> [EXERCISE DETAILS]: Return the entries below precisely, omitting nothing.

Website and app data records
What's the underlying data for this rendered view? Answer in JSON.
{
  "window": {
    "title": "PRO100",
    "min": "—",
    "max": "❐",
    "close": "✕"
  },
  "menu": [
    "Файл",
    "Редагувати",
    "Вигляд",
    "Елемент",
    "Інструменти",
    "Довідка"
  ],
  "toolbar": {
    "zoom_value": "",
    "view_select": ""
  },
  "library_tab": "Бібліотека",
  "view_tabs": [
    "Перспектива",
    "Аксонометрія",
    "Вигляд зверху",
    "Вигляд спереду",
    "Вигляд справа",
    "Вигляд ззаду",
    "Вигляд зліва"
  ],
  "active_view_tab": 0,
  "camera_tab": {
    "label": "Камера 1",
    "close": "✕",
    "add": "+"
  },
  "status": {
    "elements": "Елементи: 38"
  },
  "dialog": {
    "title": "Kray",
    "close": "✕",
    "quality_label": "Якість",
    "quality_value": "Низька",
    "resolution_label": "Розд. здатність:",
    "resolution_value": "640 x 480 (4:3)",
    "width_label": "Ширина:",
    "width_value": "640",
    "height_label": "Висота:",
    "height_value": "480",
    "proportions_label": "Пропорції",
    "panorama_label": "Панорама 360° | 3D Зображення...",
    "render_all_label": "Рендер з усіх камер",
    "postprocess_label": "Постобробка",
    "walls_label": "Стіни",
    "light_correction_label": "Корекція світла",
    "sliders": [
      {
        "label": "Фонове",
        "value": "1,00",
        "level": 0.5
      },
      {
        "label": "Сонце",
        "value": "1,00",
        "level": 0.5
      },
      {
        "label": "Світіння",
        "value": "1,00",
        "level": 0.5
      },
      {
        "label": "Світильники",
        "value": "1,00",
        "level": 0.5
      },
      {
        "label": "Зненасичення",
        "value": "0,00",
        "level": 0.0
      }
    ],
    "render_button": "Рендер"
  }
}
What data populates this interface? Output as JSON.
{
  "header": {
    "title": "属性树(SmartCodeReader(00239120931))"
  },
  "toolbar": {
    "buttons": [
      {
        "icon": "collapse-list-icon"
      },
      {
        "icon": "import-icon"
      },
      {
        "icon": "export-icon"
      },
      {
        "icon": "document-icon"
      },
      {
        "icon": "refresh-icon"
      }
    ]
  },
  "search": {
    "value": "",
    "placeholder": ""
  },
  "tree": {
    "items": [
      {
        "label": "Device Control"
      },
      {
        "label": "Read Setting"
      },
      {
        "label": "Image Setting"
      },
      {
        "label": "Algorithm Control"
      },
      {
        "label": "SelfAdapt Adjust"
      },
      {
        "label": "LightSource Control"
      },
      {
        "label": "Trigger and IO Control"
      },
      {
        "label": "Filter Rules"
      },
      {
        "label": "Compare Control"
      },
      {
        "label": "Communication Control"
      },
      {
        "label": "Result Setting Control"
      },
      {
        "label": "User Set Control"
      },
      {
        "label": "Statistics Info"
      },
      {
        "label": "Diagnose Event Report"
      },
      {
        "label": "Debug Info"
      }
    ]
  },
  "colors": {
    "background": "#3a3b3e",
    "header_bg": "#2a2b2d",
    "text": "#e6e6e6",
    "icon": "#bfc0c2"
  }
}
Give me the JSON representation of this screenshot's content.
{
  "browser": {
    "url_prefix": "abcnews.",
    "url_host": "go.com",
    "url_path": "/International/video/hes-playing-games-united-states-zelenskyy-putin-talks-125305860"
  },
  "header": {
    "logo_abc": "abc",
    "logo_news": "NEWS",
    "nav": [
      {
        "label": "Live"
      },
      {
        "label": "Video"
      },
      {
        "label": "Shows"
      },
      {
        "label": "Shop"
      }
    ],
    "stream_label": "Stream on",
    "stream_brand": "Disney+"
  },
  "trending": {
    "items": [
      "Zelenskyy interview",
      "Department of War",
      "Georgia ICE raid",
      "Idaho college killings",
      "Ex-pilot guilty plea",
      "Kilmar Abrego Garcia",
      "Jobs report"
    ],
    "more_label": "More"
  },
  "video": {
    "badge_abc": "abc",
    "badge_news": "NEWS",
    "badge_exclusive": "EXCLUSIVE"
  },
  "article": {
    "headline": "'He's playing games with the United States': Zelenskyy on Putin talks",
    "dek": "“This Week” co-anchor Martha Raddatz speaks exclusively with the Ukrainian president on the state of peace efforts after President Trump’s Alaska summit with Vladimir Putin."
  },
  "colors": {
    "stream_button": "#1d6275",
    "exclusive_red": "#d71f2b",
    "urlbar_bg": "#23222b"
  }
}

> [EXERCISE OUTPUT]:
What's the underlying data for this rendered view? Answer in JSON.
{
  "window": {
    "title": "PRO100",
    "min": "—",
    "max": "❐",
    "close": "✕"
  },
  "menu": [
    "Файл",
    "Редагувати",
    "Вигляд",
    "Елемент",
    "Інструменти",
    "Довідка"
  ],
  "toolbar": {
    "zoom_value": "",
    "view_select": ""
  },
  "library_tab": "Бібліотека",
  "view_tabs": [
    "Перспектива",
    "Аксонометрія",
    "Вигляд зверху",
    "Вигляд спереду",
    "Вигляд справа",
    "Вигляд ззаду",
    "Вигляд зліва"
  ],
  "active_view_tab": 0,
  "camera_tab": {
    "label": "Камера 1",
    "close": "✕",
    "add": "+"
  },
  "status": {
    "elements": "Елементи: 38"
  },
  "dialog": {
    "title": "Kray",
    "close": "✕",
    "quality_label": "Якість",
    "quality_value": "Низька",
    "resolution_label": "Розд. здатність:",
    "resolution_value": "640 x 480 (4:3)",
    "width_label": "Ширина:",
    "width_value": "640",
    "height_label": "Висота:",
    "height_value": "480",
    "proportions_label": "Пропорції",
    "panorama_label": "Панорама 360° | 3D Зображення...",
    "render_all_label": "Рендер з усіх камер",
    "postprocess_label": "Постобробка",
    "walls_label": "Стіни",
    "light_correction_label": "Корекція світла",
    "sliders": [
      {
        "label": "Фонове",
        "value": "1,00",
        "level": 0.5
      },
      {
        "label": "Сонце",
        "value": "1,00",
        "level": 0.5
      },
      {
        "label": "Світіння",
        "value": "1,00",
        "level": 0.5
      },
      {
        "label": "Світильники",
        "value": "1,00",
        "level": 0.5
      },
      {
        "label": "Зненасичення",
        "value": "0,00",
        "level": 0.0
      }
    ],
    "render_button": "Рендер"
  }
}
What data populates this interface? Output as JSON.
{
  "header": {
    "title": "属性树(SmartCodeReader(00239120931))"
  },
  "toolbar": {
    "buttons": [
      {
        "icon": "collapse-list-icon"
      },
      {
        "icon": "import-icon"
      },
      {
        "icon": "export-icon"
      },
      {
        "icon": "document-icon"
      },
      {
        "icon": "refresh-icon"
      }
    ]
  },
  "search": {
    "value": "",
    "placeholder": ""
  },
  "tree": {
    "items": [
      {
        "label": "Device Control"
      },
      {
        "label": "Read Setting"
      },
      {
        "label": "Image Setting"
      },
      {
        "label": "Algorithm Control"
      },
      {
        "label": "SelfAdapt Adjust"
      },
      {
        "label": "LightSource Control"
      },
      {
        "label": "Trigger and IO Control"
      },
      {
        "label": "Filter Rules"
      },
      {
        "label": "Compare Control"
      },
      {
        "label": "Communication Control"
      },
      {
        "label": "Result Setting Control"
      },
      {
        "label": "User Set Control"
      },
      {
        "label": "Statistics Info"
      },
      {
        "label": "Diagnose Event Report"
      },
      {
        "label": "Debug Info"
      }
    ]
  },
  "colors": {
    "background": "#3a3b3e",
    "header_bg": "#2a2b2d",
    "text": "#e6e6e6",
    "icon": "#bfc0c2"
  }
}
Give me the JSON representation of this screenshot's content.
{
  "browser": {
    "url_prefix": "abcnews.",
    "url_host": "go.com",
    "url_path": "/International/video/hes-playing-games-united-states-zelenskyy-putin-talks-125305860"
  },
  "header": {
    "logo_abc": "abc",
    "logo_news": "NEWS",
    "nav": [
      {
        "label": "Live"
      },
      {
        "label": "Video"
      },
      {
        "label": "Shows"
      },
      {
        "label": "Shop"
      }
    ],
    "stream_label": "Stream on",
    "stream_brand": "Disney+"
  },
  "trending": {
    "items": [
      "Zelenskyy interview",
      "Department of War",
      "Georgia ICE raid",
      "Idaho college killings",
      "Ex-pilot guilty plea",
      "Kilmar Abrego Garcia",
      "Jobs report"
    ],
    "more_label": "More"
  },
  "video": {
    "badge_abc": "abc",
    "badge_news": "NEWS",
    "badge_exclusive": "EXCLUSIVE"
  },
  "article": {
    "headline": "'He's playing games with the United States': Zelenskyy on Putin talks",
    "dek": "“This Week” co-anchor Martha Raddatz speaks exclusively with the Ukrainian president on the state of peace efforts after President Trump’s Alaska summit with Vladimir Putin."
  },
  "colors": {
    "stream_button": "#1d6275",
    "exclusive_red": "#d71f2b",
    "urlbar_bg": "#23222b"
  }
}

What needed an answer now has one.